Choosing between a bathtub and a shower for your bathroom renovation can have a major impact in your daily life. Everything from your energy bills to the safety of your family members are areas of consideration. While showers are the go-to for speed and convenience, bathtubs tend to offer a more relaxing, luxurious experience. Deciding on which is a better fit for you and your household comes down to more than personal preference. Think beyond your ideal bathing or showering experience and compare the advantages of showers and bathtubs to find the one that best fits your goals and lifestyle.


While there is no one-size-fits-all bathroom, an average bathroom may measure as little 5 by 8. Standard bathtubs, on the other hand, often measure 30 inches wide, but can reach as long as 72 inches, according to This Old House. Stand-alone showers, however, range from 36 by 36 inches to 36 by 48. The smaller footprint of a shower allows it to fit more easily in small bathrooms than would bathtubs, freeing up space for additional features and necessities. Eliminating the tub in favor of the shower also allows homeowners to incorporate a larger, spa-like shower rather than the standard enclosure, while still utilizing less space than the average bathtub.

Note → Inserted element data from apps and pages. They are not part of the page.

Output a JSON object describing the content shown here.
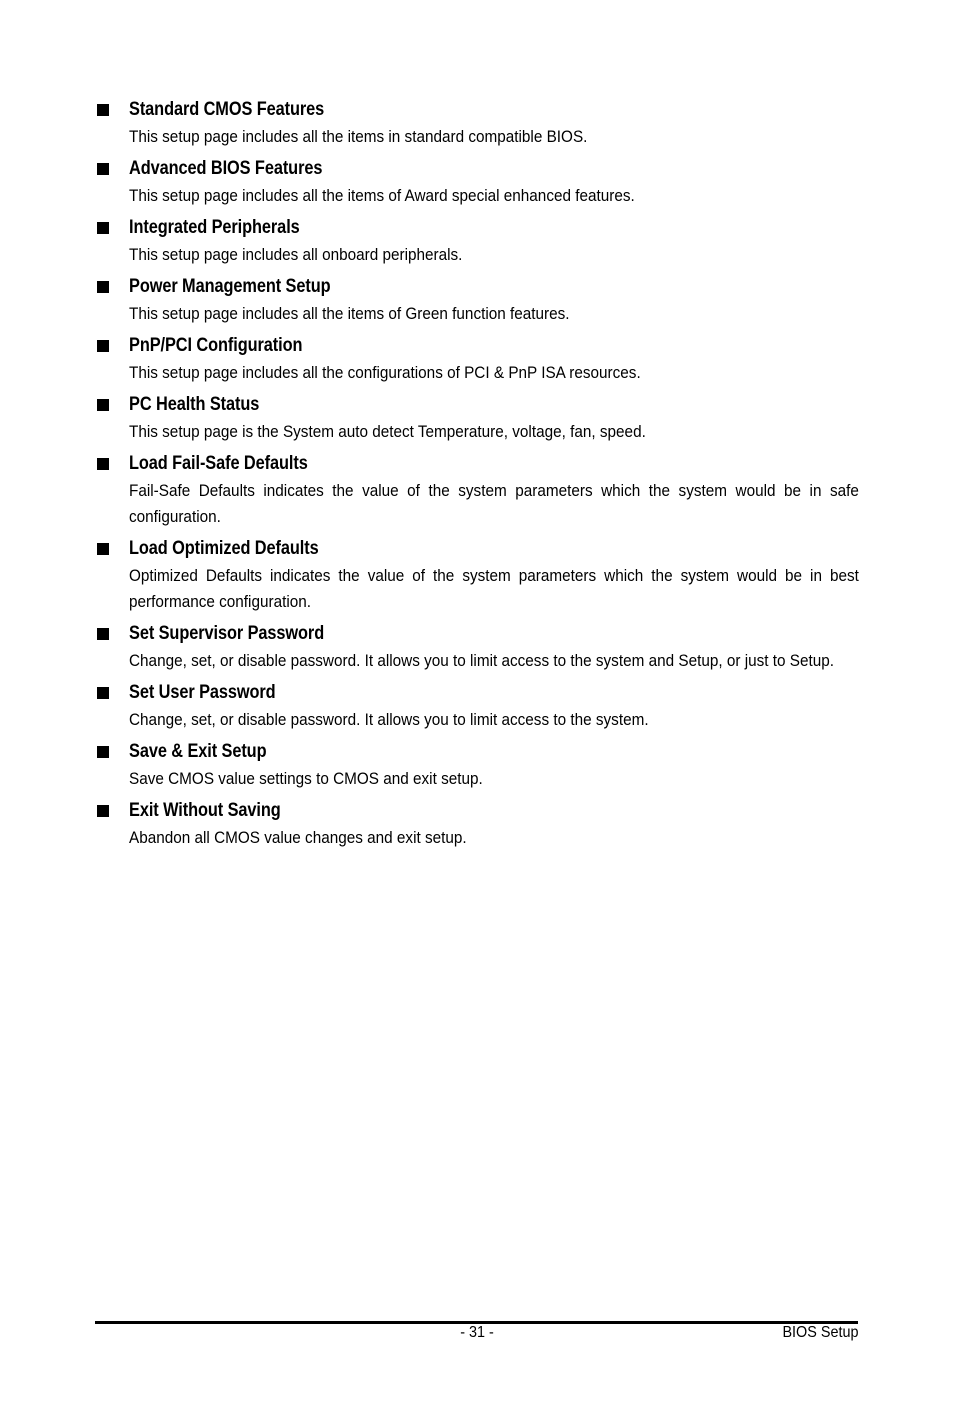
{
  "items": [
    {
      "title": "Standard CMOS Features",
      "desc": "This setup page includes all the items in standard compatible BIOS."
    },
    {
      "title": "Advanced BIOS Features",
      "desc": "This setup page includes all the items of Award special enhanced features."
    },
    {
      "title": "Integrated Peripherals",
      "desc": "This setup page includes all onboard peripherals."
    },
    {
      "title": "Power Management Setup",
      "desc": "This setup page includes all the items of Green function features."
    },
    {
      "title": "PnP/PCI Configuration",
      "desc": "This setup page includes all the configurations of PCI & PnP ISA resources."
    },
    {
      "title": "PC Health Status",
      "desc": "This setup page is the System auto detect Temperature, voltage, fan, speed."
    },
    {
      "title": "Load Fail-Safe Defaults",
      "desc": "Fail-Safe Defaults indicates the value of the system parameters which the system would be in safe configuration."
    },
    {
      "title": "Load Optimized Defaults",
      "desc": "Optimized Defaults indicates the value of the system parameters which the system would be in best performance configuration."
    },
    {
      "title": "Set Supervisor Password",
      "desc": "Change, set, or disable password. It allows you to limit access to the system and Setup, or just to Setup."
    },
    {
      "title": "Set User Password",
      "desc": "Change, set, or disable password. It allows you to limit access to the system."
    },
    {
      "title": "Save & Exit Setup",
      "desc": "Save CMOS value settings to CMOS and exit setup."
    },
    {
      "title": "Exit Without Saving",
      "desc": "Abandon all CMOS value changes and exit setup."
    }
  ],
  "footer": {
    "page_number": "- 31 -",
    "section": "BIOS Setup"
  }
}
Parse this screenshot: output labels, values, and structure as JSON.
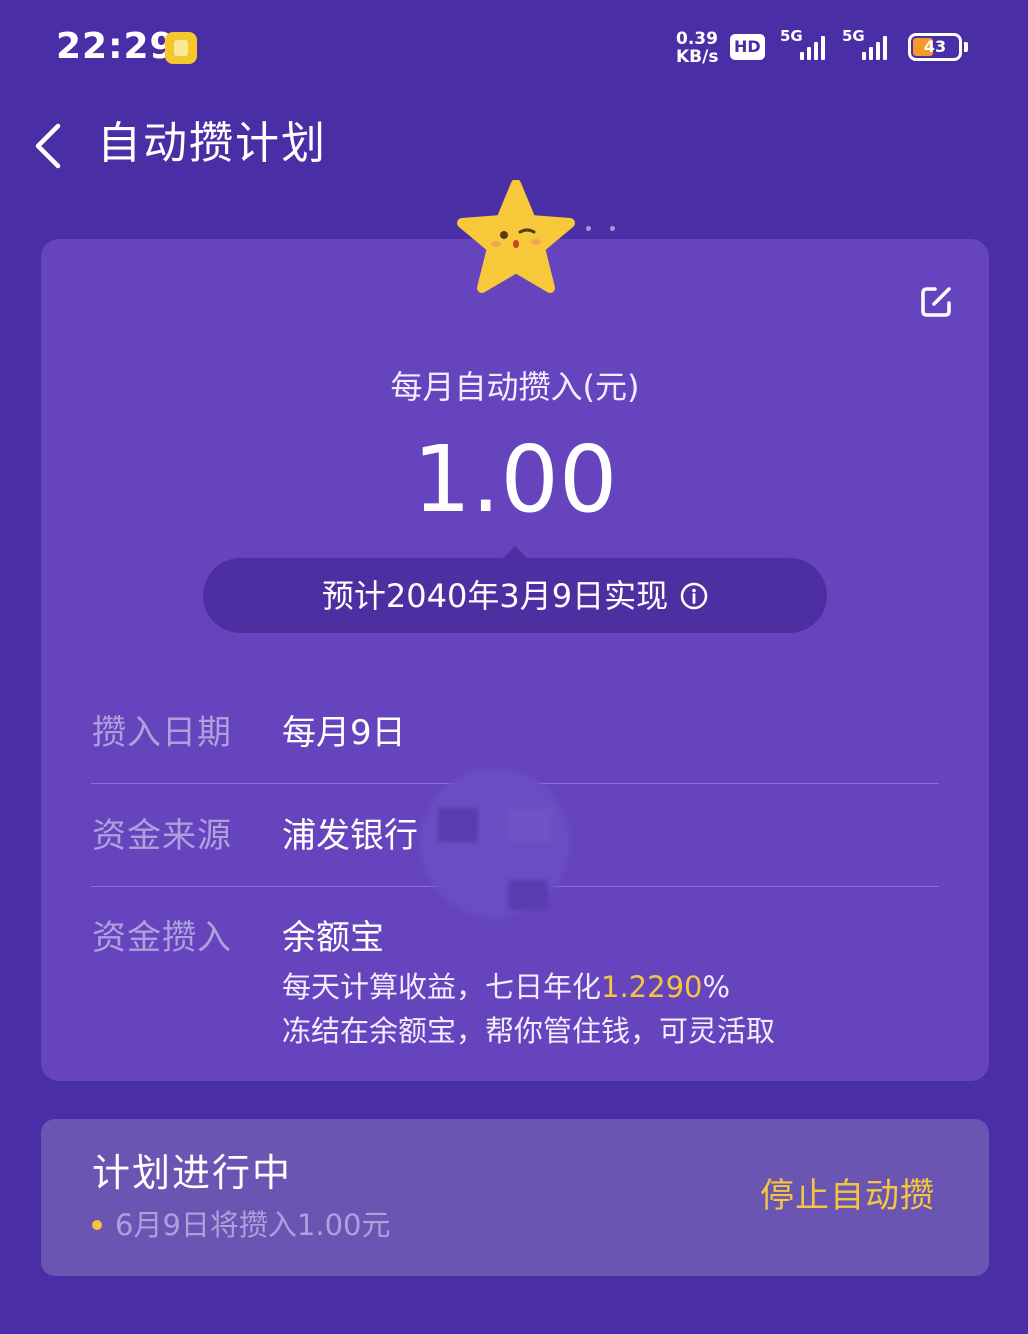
{
  "status_bar": {
    "time": "22:29",
    "net_speed_value": "0.39",
    "net_speed_unit": "KB/s",
    "hd_badge": "HD",
    "sim1_network": "5G",
    "sim2_network": "5G",
    "battery_level": "43",
    "icons": [
      "app-notification-icon",
      "signal-icon",
      "battery-icon"
    ]
  },
  "header": {
    "title": "自动攒计划",
    "back_icon": "chevron-left-icon"
  },
  "plan_summary": {
    "amount_label": "每月自动攒入(元)",
    "amount": "1.00",
    "estimate": "预计2040年3月9日实现",
    "edit_icon": "edit-icon",
    "info_icon": "info-icon",
    "mascot": "star-mascot"
  },
  "details": {
    "date_label": "攒入日期",
    "date_value": "每月9日",
    "source_label": "资金来源",
    "source_value": "浦发银行",
    "target_label": "资金攒入",
    "target_value": "余额宝",
    "yield_prefix": "每天计算收益，七日年化",
    "yield_rate": "1.2290",
    "yield_suffix": "%",
    "note": "冻结在余额宝，帮你管住钱，可灵活取"
  },
  "plan_status": {
    "status": "计划进行中",
    "next_deposit": "6月9日将攒入1.00元",
    "stop_button": "停止自动攒"
  },
  "colors": {
    "background": "#4a2ea6",
    "card": "#6544bd",
    "pill": "#4e2fa2",
    "accent_yellow": "#f5c542",
    "muted_label": "#ada0dc"
  }
}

Energy Efficiency

When it comes to energy efficiency and water conservation, a quick shower virtually always beats a bath. The average bathtub holds 25 to 45 gallons, according to the Alliance for Water Efficiency. Using a modern low-flow showerhead, which uses 2.5 gallons per minute, a 5-minute shower consumes just 12.5 gallons of water. Even a pre-1992 showerhead rated at 5 GPM consumes 25 gallons during a 5-minute shower, which is less than the amount used to fill most standard bathtubs. For those who tend to stretch showers out for a longer period, however, bathtubs may have the advantage over showers. For example, a 10-minute shower consumes 25 gallons at 2.5 GPM, or a whopping 50 gallons of water at 5 GPM, more than the largest standard bathtubs.


If you're considering swapping out your bathtub for a stand-alone shower unit, consider the impact this decision could have when it's time to sell your home. While a shower-only home may not necessarily have less value than one with a bathtub, it may take longer to sell, according to the National Association of Realtors. Keep at least one bathtub in the home to avoid turning off families and buyers with children, who may prefer a tub for easy bathing.


Climbing in and out of the bathtub can be difficult for the elderly, disabled or those with limited mobility. For these individuals, showers provide a safety and accessibility advantage over bathtubs, particularly showers with a curbless or roll-in design. If someone in your family has difficulty using the tub, a shower may allow them to enjoy independent bathing with less difficulty than using a bathtub.

Here you can see different shower designs for your homes: